“Naru edin Ali of Mekka, called el-Kari or the Koranist, lived in the early part of the seventeenth century and ranks amongst the followers of orthodox Islam as an unsurpassed commentator and traditionist. Consequently his copy of the Koran is looked upon by the muselmen as a codex of the highest importance; and the transcript made by the Hafiz Osman, another eminent doctor of the latter part of the same century, carries a prestige of authenticity and trustworthiness which does not attach to ordinary copies.”—Quaritch cat. 300, 1875.

There must ever be a peculiar interest around all that has been handed down to us concerning Mahommed’s condition when he is said to have had communicated to him the contents of el-Koran. Ali Halibi, recording what Ayesha told him, states that Mohammed was exceedingly oppressed as often as the angels appeared; the sweat fell from his forehead during the coldest weather. Zaid reported that as often as Mohammed received a revelation it was as if his soul was to be taken from him, he had a kind of fainting and looked like a drunken man. Abu Hariri mentions that when the revelation came down to Mohammed none dared to look at him. When Mohammed himself was asked concerning these mysterious disclosures from {he celestial world, he replied, “Sometimes an angel appears in the form of a man and speaks to me; sometimes I hear sounds like those of a bell, then I feel very badly (“become very bad,” as Arnold has it.), and when he (the angel) leaves me, 1 have received the revelation. —MSS. of Isam Aluyun and Charnis.

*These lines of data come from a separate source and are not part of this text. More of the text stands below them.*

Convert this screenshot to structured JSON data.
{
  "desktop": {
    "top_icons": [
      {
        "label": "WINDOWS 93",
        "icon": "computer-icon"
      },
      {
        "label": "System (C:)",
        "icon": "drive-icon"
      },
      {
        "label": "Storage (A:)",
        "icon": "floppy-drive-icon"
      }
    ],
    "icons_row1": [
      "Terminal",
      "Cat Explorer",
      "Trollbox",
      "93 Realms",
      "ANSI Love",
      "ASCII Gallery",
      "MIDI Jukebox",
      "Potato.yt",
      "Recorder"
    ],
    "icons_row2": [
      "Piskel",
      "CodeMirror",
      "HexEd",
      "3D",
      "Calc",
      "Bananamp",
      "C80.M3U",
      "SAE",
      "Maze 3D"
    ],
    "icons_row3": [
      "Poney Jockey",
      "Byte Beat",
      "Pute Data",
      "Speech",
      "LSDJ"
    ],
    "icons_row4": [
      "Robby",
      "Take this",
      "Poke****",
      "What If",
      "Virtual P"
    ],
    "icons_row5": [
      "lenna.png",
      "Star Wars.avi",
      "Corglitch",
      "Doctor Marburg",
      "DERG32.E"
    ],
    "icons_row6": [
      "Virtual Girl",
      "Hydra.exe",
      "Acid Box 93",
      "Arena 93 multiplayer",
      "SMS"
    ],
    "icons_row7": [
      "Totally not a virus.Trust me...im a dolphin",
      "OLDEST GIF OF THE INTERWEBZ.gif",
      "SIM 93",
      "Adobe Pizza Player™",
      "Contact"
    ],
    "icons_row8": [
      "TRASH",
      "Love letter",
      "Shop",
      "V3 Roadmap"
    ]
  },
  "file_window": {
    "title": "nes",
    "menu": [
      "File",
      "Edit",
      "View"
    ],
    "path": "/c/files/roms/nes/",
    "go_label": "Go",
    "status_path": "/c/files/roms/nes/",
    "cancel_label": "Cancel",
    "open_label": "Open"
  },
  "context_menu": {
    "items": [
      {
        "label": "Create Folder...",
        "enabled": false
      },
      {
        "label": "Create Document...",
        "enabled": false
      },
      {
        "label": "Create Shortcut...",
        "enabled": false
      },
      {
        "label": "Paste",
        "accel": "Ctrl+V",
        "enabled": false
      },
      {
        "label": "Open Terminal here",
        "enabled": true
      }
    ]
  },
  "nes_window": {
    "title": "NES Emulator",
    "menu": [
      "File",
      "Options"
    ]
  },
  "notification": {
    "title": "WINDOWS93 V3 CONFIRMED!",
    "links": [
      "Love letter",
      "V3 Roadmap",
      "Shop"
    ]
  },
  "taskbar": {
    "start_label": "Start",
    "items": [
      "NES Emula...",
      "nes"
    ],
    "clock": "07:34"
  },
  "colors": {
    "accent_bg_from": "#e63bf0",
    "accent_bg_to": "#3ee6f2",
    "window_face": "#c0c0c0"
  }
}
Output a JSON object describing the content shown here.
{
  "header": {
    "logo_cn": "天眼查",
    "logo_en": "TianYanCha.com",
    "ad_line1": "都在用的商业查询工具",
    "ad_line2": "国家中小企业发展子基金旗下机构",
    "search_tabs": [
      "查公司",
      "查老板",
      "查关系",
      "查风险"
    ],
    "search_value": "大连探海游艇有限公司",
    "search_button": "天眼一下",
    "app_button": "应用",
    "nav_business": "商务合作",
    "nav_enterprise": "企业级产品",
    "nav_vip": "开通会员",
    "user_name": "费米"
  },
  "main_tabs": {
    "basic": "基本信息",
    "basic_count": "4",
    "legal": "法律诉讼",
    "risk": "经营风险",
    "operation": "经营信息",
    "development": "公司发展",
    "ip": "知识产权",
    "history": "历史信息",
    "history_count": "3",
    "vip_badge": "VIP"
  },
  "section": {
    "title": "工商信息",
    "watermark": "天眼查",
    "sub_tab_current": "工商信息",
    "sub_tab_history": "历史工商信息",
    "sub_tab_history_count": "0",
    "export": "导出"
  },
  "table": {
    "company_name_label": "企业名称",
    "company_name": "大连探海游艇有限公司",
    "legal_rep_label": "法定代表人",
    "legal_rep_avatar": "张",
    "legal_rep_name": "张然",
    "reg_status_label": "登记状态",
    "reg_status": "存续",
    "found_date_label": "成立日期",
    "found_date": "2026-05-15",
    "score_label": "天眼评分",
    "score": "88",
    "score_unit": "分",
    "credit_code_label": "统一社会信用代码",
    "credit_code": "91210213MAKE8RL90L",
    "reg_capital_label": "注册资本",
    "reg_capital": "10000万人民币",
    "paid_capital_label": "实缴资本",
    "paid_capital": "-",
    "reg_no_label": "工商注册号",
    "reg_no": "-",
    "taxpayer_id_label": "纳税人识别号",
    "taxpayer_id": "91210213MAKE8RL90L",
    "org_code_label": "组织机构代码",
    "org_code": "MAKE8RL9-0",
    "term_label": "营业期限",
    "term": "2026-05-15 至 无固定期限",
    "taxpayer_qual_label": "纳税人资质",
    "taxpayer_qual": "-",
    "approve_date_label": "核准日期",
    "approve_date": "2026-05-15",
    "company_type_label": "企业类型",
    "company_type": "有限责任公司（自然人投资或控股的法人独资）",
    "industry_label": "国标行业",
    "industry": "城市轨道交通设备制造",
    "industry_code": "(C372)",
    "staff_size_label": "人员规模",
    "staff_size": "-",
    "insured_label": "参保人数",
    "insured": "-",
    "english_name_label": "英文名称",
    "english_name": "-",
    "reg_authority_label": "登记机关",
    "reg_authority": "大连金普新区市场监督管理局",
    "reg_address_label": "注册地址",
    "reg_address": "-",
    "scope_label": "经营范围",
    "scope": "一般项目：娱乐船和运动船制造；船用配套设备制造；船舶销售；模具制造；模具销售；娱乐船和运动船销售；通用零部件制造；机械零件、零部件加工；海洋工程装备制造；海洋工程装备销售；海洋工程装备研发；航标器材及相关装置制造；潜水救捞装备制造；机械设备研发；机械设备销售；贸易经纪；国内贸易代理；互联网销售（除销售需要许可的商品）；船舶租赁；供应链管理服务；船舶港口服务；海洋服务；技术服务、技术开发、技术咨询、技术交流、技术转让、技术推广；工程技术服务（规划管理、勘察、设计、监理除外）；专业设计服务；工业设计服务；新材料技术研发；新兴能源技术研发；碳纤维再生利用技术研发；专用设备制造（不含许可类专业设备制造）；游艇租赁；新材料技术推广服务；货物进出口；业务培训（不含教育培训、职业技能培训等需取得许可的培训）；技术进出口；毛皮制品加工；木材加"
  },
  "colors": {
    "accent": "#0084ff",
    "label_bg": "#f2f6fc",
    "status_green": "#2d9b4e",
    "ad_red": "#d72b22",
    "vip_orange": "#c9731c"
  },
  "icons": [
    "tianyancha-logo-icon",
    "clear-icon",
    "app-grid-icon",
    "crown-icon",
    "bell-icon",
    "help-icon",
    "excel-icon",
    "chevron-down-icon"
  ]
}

Because of the above semblances of momentary insanity some of his countrymen said he was possessed by a devil. Theophanes believed that Mohammed put forth the visions of an angel to hide his disease; but the disease, Mr. Arnold I (from whose works these statements are taken) thinks was the cause of the visions; indeed he believes Mohammed to have been an arch imposter, the veritable anti-Christ. Should we not, however, in contemplating the character of this extraordinary personage, take rather the testimony of a contemporary like Waraka ebn Naufal? Waraka was a learned priest, converted to Christianity from Judaism, a man well read in the Old and New Testament, and who is said to have translated the Gospel into Arabic. That Mohammed held this man in great esteem and acquired from him much of his knowledge of Judaism and Christianity is sufficiently known: that his high regard for this friend was reciprocal; that he attached the utmost importance to War aka’s testimony that he was the great prophet (?) who had been prophesied in the Scriptures.

After his first alleged vision of the angel Gabriel, Mohammed coming to Chadija trembling and damp with perspiration exclaimed, “Cover me; I fear for my soul.” Chadija said, “Rejoice, God will not put you to shame, thou art so kind to thy relatives, sincere in thy words, afraid of no trouble to serve thy neighbor, supporting the poor, given to hospitality, and defending the truth.” When he was at the market oi Hajasha, six days journey south of Mecca he was recommended to the rich widow Chadija as an honest young man; in fact he bore the title of amin the trustworthy. This good reputation he fully sustained while employed by Chadija: and though he subsequently lost a fortune which he had acquired, his acknowledged honesty made him so respected that he was frequently called upon to act the part of umpire in matters of strife. Further, he was compassionate towards animals.

The Koran (3)

Third Paper by G. L. Ditson.

The Koran, "says Mr. Arnold, to whom I am again indebted for all my bets, “as we now have it, is confessedly not the work of Mahomet, but of his followers. On his death, <... continues on page 1-161 >

Editor's notes

  1. The Koran (1) by Ditson, G. L., Spiritual Scientist, v. 4, No. 4, March 30, 1876, p. 45
  2. The Koran (2) by Ditson, G. L., Spiritual Scientist, v. 4, No. 7, April 20, 1876, p. 77
  3. The Koran (3) by Ditson, G. L., Spiritual Scientist, v. 4, No. 13, June 1, 1876, p. 154